Cause of Jaw Joints

Jaw joint disturbance is a disturbance that is directly in the front area of ​​the ear on both sides of the head, where the upper and lower jaws meet. This condition is quite complex because the left and right jaw joints can not move in sync at the time of functioning. Therefore, when the jaw joint is disrupted, there can be a considerable impact on the quality of life.

Ranging from children to the elderly, all potentially affected by jaw joints. However, this disorder is often experienced by adults aged 20-40 years, with the number of women suffers more than men.

Some studies have found that 70-85% of patients often experience a headache and 40% report facial pain. So before treatment is done, the cause of a headache should be identified first. In addition, the dentist is the first medical person who should be able to diagnose symptoms of jaw joint disorders.

Studies in Finland found that many patients with jaw joints experience overdiagnosis and overtreatment because the signs and symptoms of this disease are often not fully understood by practitioners.

Beware of the following symptoms of jaw joints:

  • The pain is right in front of the ear and can spread to the area of ​​the cheeks, ears, and skin.
  • Sometimes the jaw feels like a stuck or locked.
  • Because the position of the ear is very close to the jaw, then some people like to hear a voice in the ear. Sensitivity to sound in the ear will cause dizziness up to vertigo.
  • Can hear sounds when the jaw is chewing or moving the mouth. It is actually very normal, but if there is the pain in the joints, you need to be vigilant.

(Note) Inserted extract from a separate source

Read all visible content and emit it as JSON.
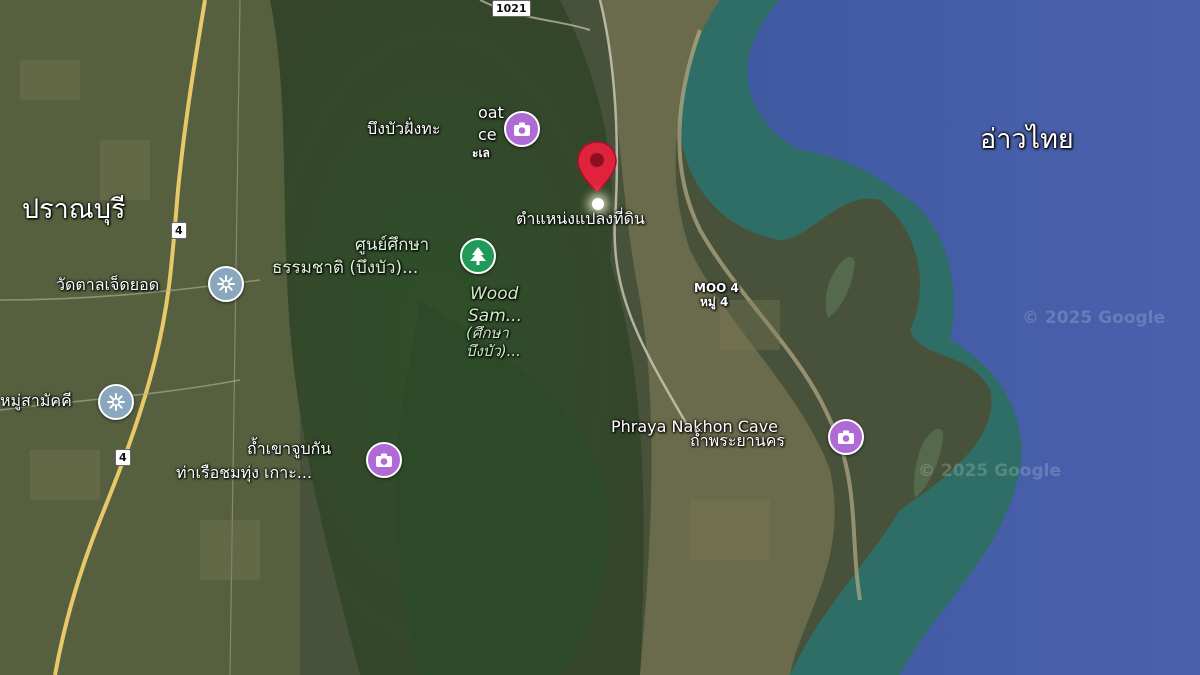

As a first aid at home, you can try the following ways to ease jaw joints:

  • Drug therapy to relieve swelling and reduce pain.
  • Eat foods with a soft texture like porridge, or it could be by cutting the food into small pieces so that more easily destroyed.
  • Avoid hard and chewy foods, let alone large ones.
  • Compress the side face with ice water for 10 minutes, then compress with the warm towel for 5 minutes. Do it several times a day.

To avoid jaw joints, here are some things you need to pay attention to:

  • Avoid the habit of pressing and closing the teeth. For example when biting objects that are
  • not food, such as pens, pencils, and nails.
  • Avoid calling by pinning it between the neck and cheeks.
  • Keep yourself away from activities that force open your mouth wide.
  • Reduce the cheek and chew on one side of the teeth.

The shape of the lower jaw attached to the joint resembles a sphere and attaches to the skull bone lined by cartilage. The bone is separated by a disc that serves as a silencer for the movement of chewing, opening, or closing the mouth on the joint remains smooth.

When there is interference with the jaw joint, there are several factors that could be the cause, namely:

  • Occlusion
    In this condition, the teeth are arranged fittingly with each other in and between the jaws. Formerly occlusion has always been considered the main cause of jaw joint disorders but lately much debated.


  • Trauma, which can be divided into two:


  • Microtrauma: A sudden large trauma resulting in changes in the structure of the jaw, such as a blow to the face or an accident.
    Microtrauma: Light but repetitive trauma over long periods of time, such as tightening and rubbing the teeth up and down hard. Both of these can cause microtrauma in involved tissues, such as teeth, jaw joints, or muscles.


  • Emotional stress
    Stress often has a very important role in jaw joint disorders. When stress occurs, the energy that arises will be channeled throughout the body. This condition can lead to interference, such as hypertension, asthma, heart disease, or increased contraction of the head and neck muscles.


  • Deep pain input
    It is all activity outside of the normal function and has no functional purpose. For example, habits such as cutting, swiping your teeth up and down hard, biting your nails, chewing on one side, and resting your chin. Patients who do these things, especially tightening and swiping teeth, often report a pain in the jaw joint and fatigue of the facial muscles when waking up.